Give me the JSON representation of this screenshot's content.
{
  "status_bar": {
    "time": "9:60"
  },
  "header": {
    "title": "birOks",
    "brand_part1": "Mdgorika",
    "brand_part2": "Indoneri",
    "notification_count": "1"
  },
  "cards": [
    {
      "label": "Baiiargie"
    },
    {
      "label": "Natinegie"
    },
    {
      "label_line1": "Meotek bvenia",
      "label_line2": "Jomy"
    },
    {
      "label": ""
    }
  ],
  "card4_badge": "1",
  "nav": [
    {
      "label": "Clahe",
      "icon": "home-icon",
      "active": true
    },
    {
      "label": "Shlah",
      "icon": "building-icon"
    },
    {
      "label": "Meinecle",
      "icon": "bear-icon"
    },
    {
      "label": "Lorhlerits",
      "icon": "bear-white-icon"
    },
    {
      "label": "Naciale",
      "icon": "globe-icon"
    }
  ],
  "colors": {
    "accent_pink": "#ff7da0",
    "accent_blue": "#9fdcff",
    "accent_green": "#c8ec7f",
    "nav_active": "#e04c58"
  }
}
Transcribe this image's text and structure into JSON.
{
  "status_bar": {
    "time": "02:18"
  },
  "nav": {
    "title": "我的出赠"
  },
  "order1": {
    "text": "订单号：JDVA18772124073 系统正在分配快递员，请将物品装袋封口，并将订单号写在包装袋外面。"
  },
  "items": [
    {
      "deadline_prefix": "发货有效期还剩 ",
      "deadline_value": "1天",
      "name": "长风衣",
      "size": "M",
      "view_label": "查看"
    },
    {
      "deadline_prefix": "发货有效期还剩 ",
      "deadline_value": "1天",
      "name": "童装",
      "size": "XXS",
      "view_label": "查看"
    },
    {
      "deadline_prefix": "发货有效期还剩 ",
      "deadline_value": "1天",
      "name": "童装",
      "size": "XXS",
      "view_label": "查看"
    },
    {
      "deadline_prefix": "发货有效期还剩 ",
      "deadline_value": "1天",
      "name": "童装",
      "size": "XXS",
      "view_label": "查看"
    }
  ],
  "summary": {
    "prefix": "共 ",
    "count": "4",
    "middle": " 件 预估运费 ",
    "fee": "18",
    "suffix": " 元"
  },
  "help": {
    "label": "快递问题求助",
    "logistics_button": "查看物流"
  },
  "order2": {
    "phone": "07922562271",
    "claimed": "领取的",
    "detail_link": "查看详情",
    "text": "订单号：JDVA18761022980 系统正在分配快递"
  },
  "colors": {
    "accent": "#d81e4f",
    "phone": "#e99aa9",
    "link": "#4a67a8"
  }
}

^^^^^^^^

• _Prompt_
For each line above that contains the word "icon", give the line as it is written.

• _Written answer_
      "icon": "home-icon",
      "icon": "building-icon"
      "icon": "bear-icon"
      "icon": "bear-white-icon"
      "icon": "globe-icon"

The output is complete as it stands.